*THE TASK*:
Give back each entry unchanged, minus pictures.

*STORED DATA*:
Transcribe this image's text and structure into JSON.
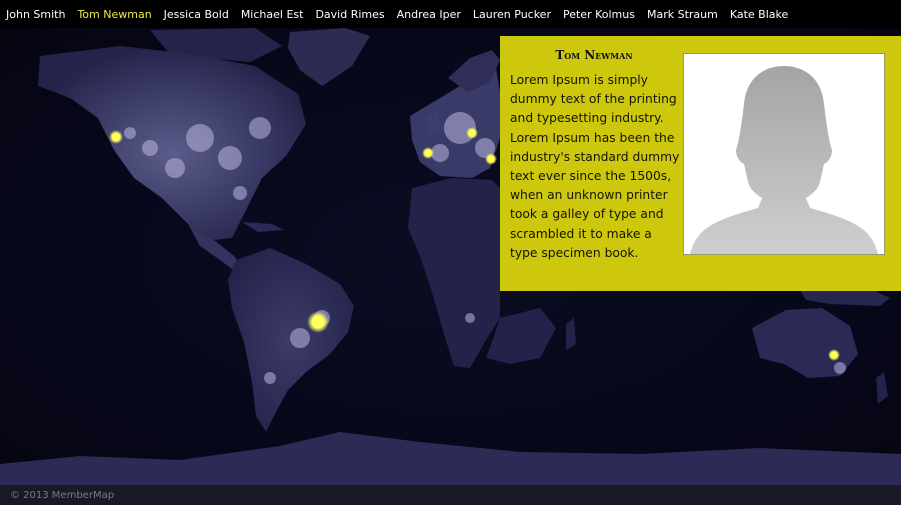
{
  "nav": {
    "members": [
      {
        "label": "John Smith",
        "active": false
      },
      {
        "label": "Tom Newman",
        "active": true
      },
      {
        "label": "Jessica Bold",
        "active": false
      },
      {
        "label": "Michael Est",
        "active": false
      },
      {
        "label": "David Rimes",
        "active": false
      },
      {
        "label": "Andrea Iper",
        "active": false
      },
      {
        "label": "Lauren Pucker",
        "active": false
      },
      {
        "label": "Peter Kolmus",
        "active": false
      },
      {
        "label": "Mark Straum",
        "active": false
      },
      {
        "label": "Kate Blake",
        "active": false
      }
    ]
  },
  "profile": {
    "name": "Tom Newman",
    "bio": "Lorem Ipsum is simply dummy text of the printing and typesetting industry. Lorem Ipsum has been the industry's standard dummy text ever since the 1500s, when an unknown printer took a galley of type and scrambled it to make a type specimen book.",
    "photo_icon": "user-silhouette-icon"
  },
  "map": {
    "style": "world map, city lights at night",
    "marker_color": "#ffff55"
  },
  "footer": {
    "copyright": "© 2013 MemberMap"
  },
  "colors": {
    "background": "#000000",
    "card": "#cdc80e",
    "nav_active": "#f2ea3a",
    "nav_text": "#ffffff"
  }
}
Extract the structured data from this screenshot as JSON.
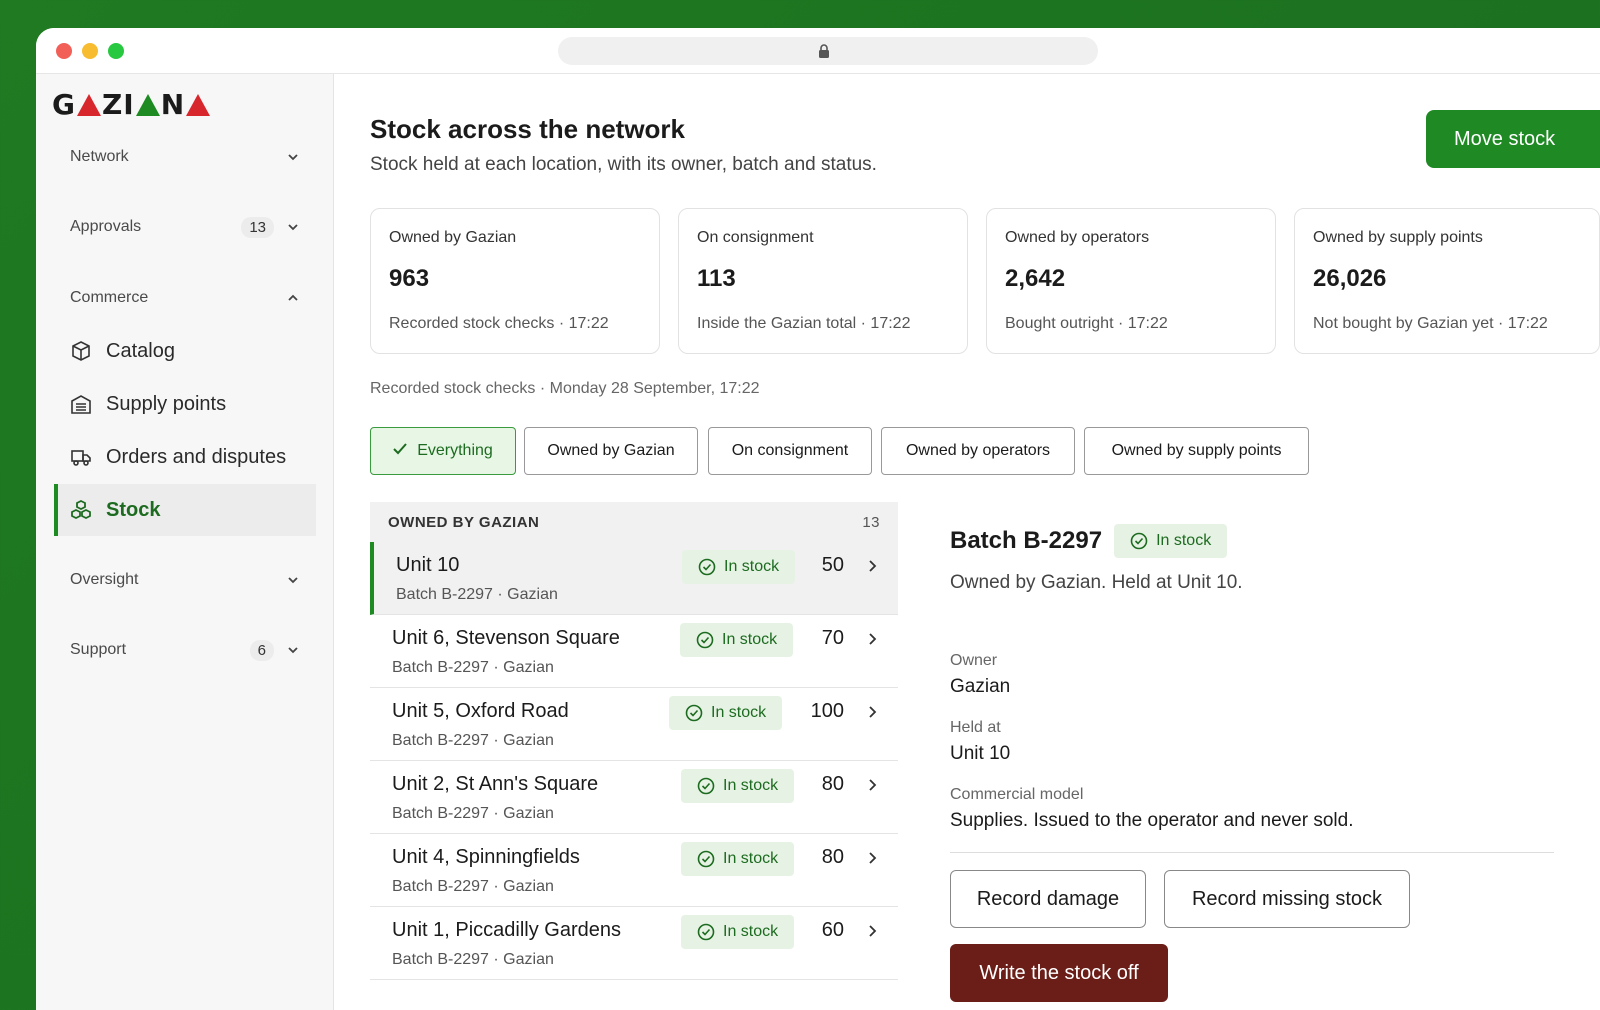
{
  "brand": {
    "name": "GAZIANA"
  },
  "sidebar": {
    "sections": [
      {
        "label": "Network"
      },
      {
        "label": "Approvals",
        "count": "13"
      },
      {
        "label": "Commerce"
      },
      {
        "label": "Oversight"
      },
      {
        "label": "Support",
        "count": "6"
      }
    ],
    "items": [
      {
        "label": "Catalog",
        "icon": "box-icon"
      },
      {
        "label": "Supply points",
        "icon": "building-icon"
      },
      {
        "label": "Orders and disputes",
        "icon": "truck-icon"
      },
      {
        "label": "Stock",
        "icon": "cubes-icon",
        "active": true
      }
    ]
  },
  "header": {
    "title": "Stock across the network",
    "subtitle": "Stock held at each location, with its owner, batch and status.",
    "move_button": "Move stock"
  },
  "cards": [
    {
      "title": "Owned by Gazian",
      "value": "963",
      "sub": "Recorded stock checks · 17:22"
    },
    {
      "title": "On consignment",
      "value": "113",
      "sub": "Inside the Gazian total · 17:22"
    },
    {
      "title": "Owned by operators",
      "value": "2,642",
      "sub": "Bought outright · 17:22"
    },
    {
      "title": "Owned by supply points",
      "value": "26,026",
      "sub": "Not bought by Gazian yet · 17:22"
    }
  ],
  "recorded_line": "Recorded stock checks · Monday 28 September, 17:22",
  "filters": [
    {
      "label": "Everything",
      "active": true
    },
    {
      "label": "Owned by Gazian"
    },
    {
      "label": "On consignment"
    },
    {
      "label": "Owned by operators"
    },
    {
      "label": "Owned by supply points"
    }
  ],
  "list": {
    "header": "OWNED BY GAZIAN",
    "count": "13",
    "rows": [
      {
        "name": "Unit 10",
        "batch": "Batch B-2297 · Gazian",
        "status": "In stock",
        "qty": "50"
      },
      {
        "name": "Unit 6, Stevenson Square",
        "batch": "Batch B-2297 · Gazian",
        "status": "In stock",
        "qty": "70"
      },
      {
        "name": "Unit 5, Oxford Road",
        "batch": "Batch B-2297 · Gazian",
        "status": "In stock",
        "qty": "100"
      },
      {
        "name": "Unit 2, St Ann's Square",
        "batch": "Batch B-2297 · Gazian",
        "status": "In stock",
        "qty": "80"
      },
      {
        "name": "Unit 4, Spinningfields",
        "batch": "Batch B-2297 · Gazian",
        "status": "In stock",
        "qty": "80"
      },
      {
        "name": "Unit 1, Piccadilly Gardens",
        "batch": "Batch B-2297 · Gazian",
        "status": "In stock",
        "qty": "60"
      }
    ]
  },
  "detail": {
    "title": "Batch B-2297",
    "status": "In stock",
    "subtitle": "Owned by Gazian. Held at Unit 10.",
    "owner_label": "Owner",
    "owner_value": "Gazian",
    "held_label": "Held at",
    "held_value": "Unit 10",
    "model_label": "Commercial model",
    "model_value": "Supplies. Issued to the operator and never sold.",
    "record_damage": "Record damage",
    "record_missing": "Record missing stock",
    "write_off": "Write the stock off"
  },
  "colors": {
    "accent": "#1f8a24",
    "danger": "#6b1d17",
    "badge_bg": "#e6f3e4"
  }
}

*ANSWER TO THE EXERCISE*:
Transcribe this image's text and structure into JSON.
{
  "nav": {
    "members": [
      {
        "label": "John Smith",
        "active": false
      },
      {
        "label": "Tom Newman",
        "active": true
      },
      {
        "label": "Jessica Bold",
        "active": false
      },
      {
        "label": "Michael Est",
        "active": false
      },
      {
        "label": "David Rimes",
        "active": false
      },
      {
        "label": "Andrea Iper",
        "active": false
      },
      {
        "label": "Lauren Pucker",
        "active": false
      },
      {
        "label": "Peter Kolmus",
        "active": false
      },
      {
        "label": "Mark Straum",
        "active": false
      },
      {
        "label": "Kate Blake",
        "active": false
      }
    ]
  },
  "profile": {
    "name": "Tom Newman",
    "bio": "Lorem Ipsum is simply dummy text of the printing and typesetting industry. Lorem Ipsum has been the industry's standard dummy text ever since the 1500s, when an unknown printer took a galley of type and scrambled it to make a type specimen book.",
    "photo_icon": "user-silhouette-icon"
  },
  "map": {
    "style": "world map, city lights at night",
    "marker_color": "#ffff55"
  },
  "footer": {
    "copyright": "© 2013 MemberMap"
  },
  "colors": {
    "background": "#000000",
    "card": "#cdc80e",
    "nav_active": "#f2ea3a",
    "nav_text": "#ffffff"
  }
}
Extract the structured data from this screenshot as JSON.
{
  "brand": {
    "name": "GAZIANA"
  },
  "sidebar": {
    "sections": [
      {
        "label": "Network"
      },
      {
        "label": "Approvals",
        "count": "13"
      },
      {
        "label": "Commerce"
      },
      {
        "label": "Oversight"
      },
      {
        "label": "Support",
        "count": "6"
      }
    ],
    "items": [
      {
        "label": "Catalog",
        "icon": "box-icon"
      },
      {
        "label": "Supply points",
        "icon": "building-icon"
      },
      {
        "label": "Orders and disputes",
        "icon": "truck-icon"
      },
      {
        "label": "Stock",
        "icon": "cubes-icon",
        "active": true
      }
    ]
  },
  "header": {
    "title": "Stock across the network",
    "subtitle": "Stock held at each location, with its owner, batch and status.",
    "move_button": "Move stock"
  },
  "cards": [
    {
      "title": "Owned by Gazian",
      "value": "963",
      "sub": "Recorded stock checks · 17:22"
    },
    {
      "title": "On consignment",
      "value": "113",
      "sub": "Inside the Gazian total · 17:22"
    },
    {
      "title": "Owned by operators",
      "value": "2,642",
      "sub": "Bought outright · 17:22"
    },
    {
      "title": "Owned by supply points",
      "value": "26,026",
      "sub": "Not bought by Gazian yet · 17:22"
    }
  ],
  "recorded_line": "Recorded stock checks · Monday 28 September, 17:22",
  "filters": [
    {
      "label": "Everything",
      "active": true
    },
    {
      "label": "Owned by Gazian"
    },
    {
      "label": "On consignment"
    },
    {
      "label": "Owned by operators"
    },
    {
      "label": "Owned by supply points"
    }
  ],
  "list": {
    "header": "OWNED BY GAZIAN",
    "count": "13",
    "rows": [
      {
        "name": "Unit 10",
        "batch": "Batch B-2297 · Gazian",
        "status": "In stock",
        "qty": "50"
      },
      {
        "name": "Unit 6, Stevenson Square",
        "batch": "Batch B-2297 · Gazian",
        "status": "In stock",
        "qty": "70"
      },
      {
        "name": "Unit 5, Oxford Road",
        "batch": "Batch B-2297 · Gazian",
        "status": "In stock",
        "qty": "100"
      },
      {
        "name": "Unit 2, St Ann's Square",
        "batch": "Batch B-2297 · Gazian",
        "status": "In stock",
        "qty": "80"
      },
      {
        "name": "Unit 4, Spinningfields",
        "batch": "Batch B-2297 · Gazian",
        "status": "In stock",
        "qty": "80"
      },
      {
        "name": "Unit 1, Piccadilly Gardens",
        "batch": "Batch B-2297 · Gazian",
        "status": "In stock",
        "qty": "60"
      }
    ]
  },
  "detail": {
    "title": "Batch B-2297",
    "status": "In stock",
    "subtitle": "Owned by Gazian. Held at Unit 10.",
    "owner_label": "Owner",
    "owner_value": "Gazian",
    "held_label": "Held at",
    "held_value": "Unit 10",
    "model_label": "Commercial model",
    "model_value": "Supplies. Issued to the operator and never sold.",
    "record_damage": "Record damage",
    "record_missing": "Record missing stock",
    "write_off": "Write the stock off"
  },
  "colors": {
    "accent": "#1f8a24",
    "danger": "#6b1d17",
    "badge_bg": "#e6f3e4"
  }
}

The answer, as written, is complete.